- PROBLEM -
Among the records, which lines hold the word "JSON"? Pick them out.

- Web page and app entries -
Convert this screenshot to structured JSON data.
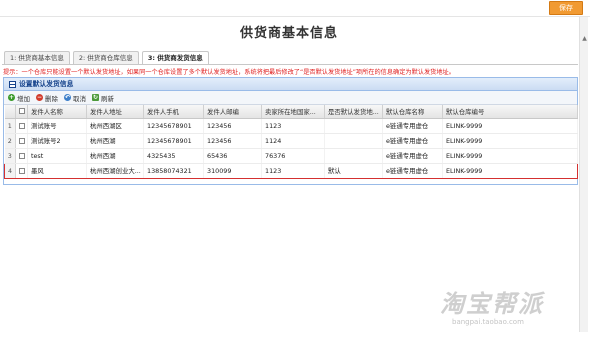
{
  "header": {
    "save_label": "保存",
    "title": "供货商基本信息"
  },
  "tabs": [
    {
      "label": "1: 供货商基本信息",
      "active": false
    },
    {
      "label": "2: 供货商仓库信息",
      "active": false
    },
    {
      "label": "3: 供货商发货信息",
      "active": true
    }
  ],
  "tip": "提示：一个仓库只能设置一个默认发货地址，如果同一个仓库设置了多个默认发货地址，系统将把最后修改了“是否默认发货地址”项所在的信息确定为默认发货地址。",
  "panel": {
    "title": "设置默认发货信息"
  },
  "toolbar": {
    "add": "增加",
    "delete": "删除",
    "cancel": "取消",
    "refresh": "刷新"
  },
  "grid": {
    "columns": [
      "发件人名称",
      "发件人地址",
      "发件人手机",
      "发件人邮编",
      "卖家所在地国家...",
      "是否默认发货地...",
      "默认仓库名称",
      "默认仓库编号"
    ],
    "rows": [
      {
        "n": "1",
        "cells": [
          "测试账号",
          "杭州西湖区",
          "12345678901",
          "123456",
          "1123",
          "",
          "e链通专用虚仓",
          "ELINK-9999"
        ]
      },
      {
        "n": "2",
        "cells": [
          "测试账号2",
          "杭州西湖",
          "12345678901",
          "123456",
          "1124",
          "",
          "e链通专用虚仓",
          "ELINK-9999"
        ]
      },
      {
        "n": "3",
        "cells": [
          "test",
          "杭州西湖",
          "4325435",
          "65436",
          "76376",
          "",
          "e链通专用虚仓",
          "ELINK-9999"
        ]
      },
      {
        "n": "4",
        "cells": [
          "墨风",
          "杭州西湖创业大...",
          "13858074321",
          "310099",
          "1123",
          "默认",
          "e链通专用虚仓",
          "ELINK-9999"
        ]
      }
    ]
  },
  "watermark": {
    "big": "淘宝帮派",
    "small": "bangpai.taobao.com"
  },
  "colors": {
    "save": "#f19a32",
    "tip": "#e02020",
    "highlight": "#d43030",
    "panel_border": "#99bbe8"
  }
}
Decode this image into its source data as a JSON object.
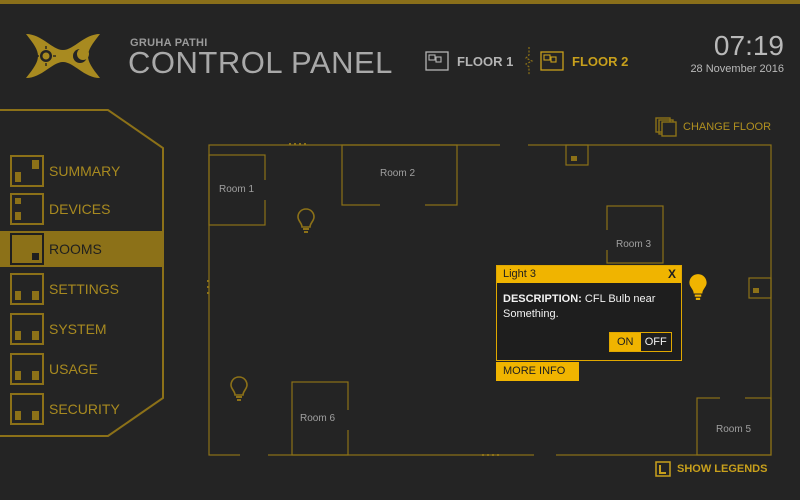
{
  "header": {
    "brand_sub": "GRUHA PATHI",
    "brand_title": "CONTROL PANEL",
    "floors": [
      {
        "label": "FLOOR 1",
        "active": false
      },
      {
        "label": "FLOOR 2",
        "active": true
      }
    ],
    "time": "07:19",
    "date": "28 November 2016"
  },
  "sidebar": {
    "items": [
      {
        "label": "SUMMARY",
        "active": false
      },
      {
        "label": "DEVICES",
        "active": false
      },
      {
        "label": "ROOMS",
        "active": true
      },
      {
        "label": "SETTINGS",
        "active": false
      },
      {
        "label": "SYSTEM",
        "active": false
      },
      {
        "label": "USAGE",
        "active": false
      },
      {
        "label": "SECURITY",
        "active": false
      }
    ]
  },
  "floorplan": {
    "change_floor_label": "CHANGE FLOOR",
    "show_legends_label": "SHOW LEGENDS",
    "rooms": [
      "Room 1",
      "Room 2",
      "Room 3",
      "Room 5",
      "Room 6"
    ]
  },
  "popup": {
    "title": "Light 3",
    "close": "X",
    "desc_label": "DESCRIPTION:",
    "desc_text": "CFL Bulb near Something.",
    "on": "ON",
    "off": "OFF",
    "state": "on",
    "more_info": "MORE INFO"
  },
  "colors": {
    "accent": "#c8a01c",
    "accent_dark": "#8c7118",
    "popup_accent": "#f0b400",
    "background": "#242424"
  }
}
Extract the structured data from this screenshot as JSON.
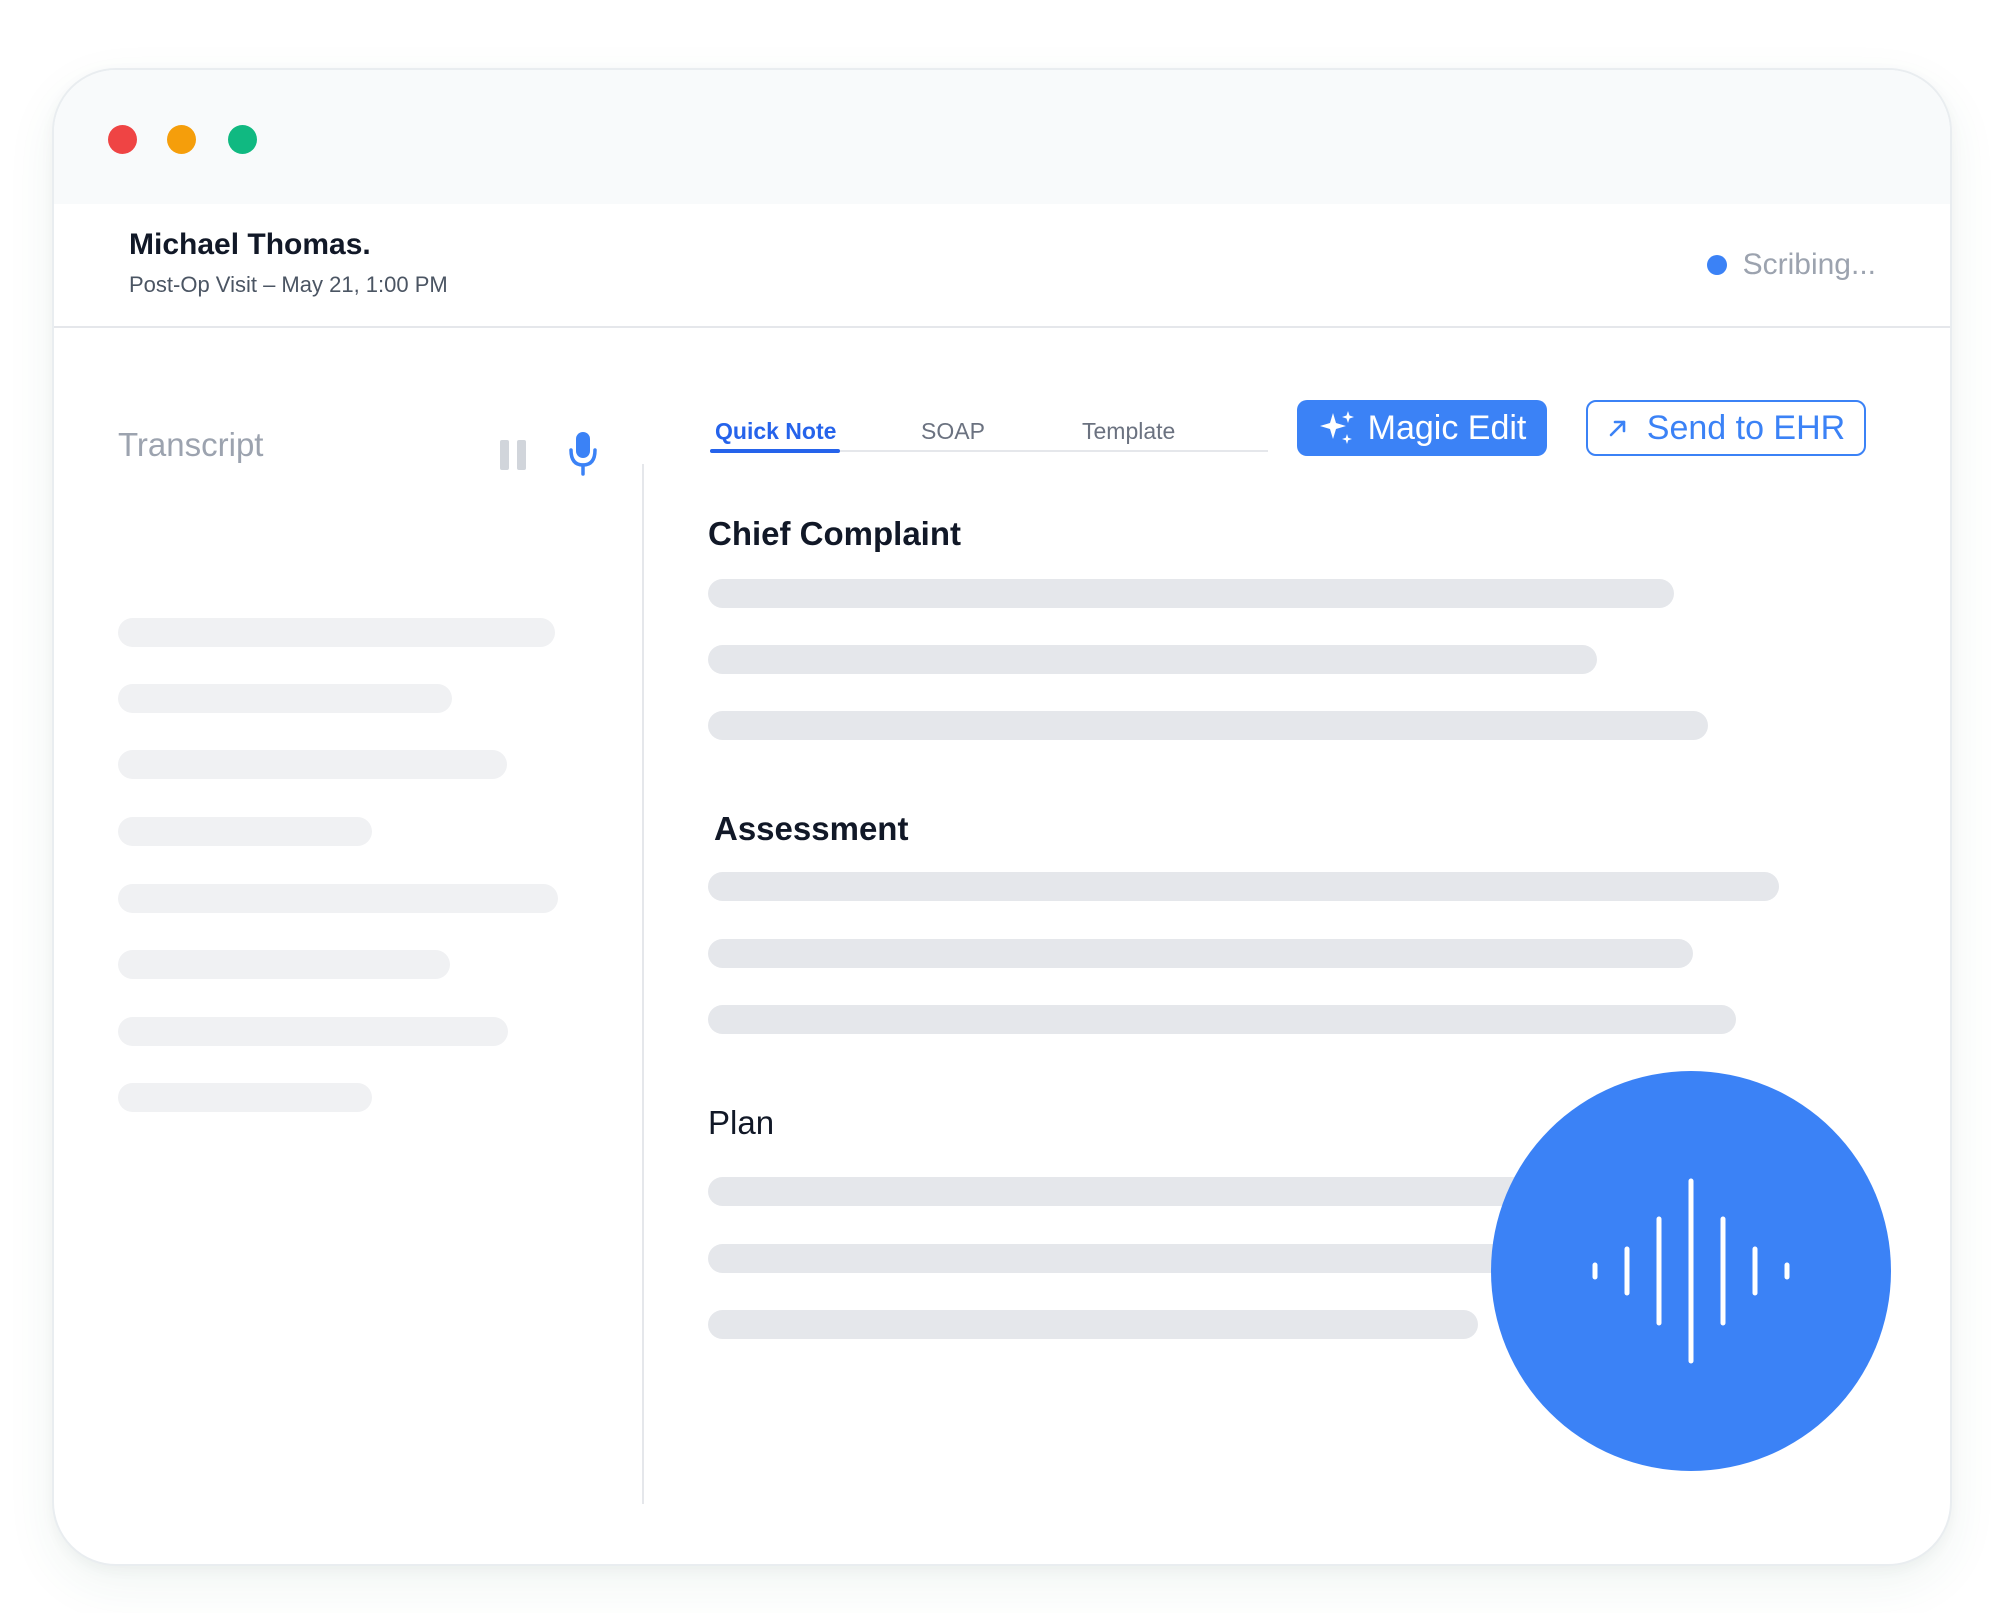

- TASK ANSWER -
Convert this screenshot to structured JSON data.
Decode this image into its source data as a JSON object.
Extract the structured data from this screenshot as JSON.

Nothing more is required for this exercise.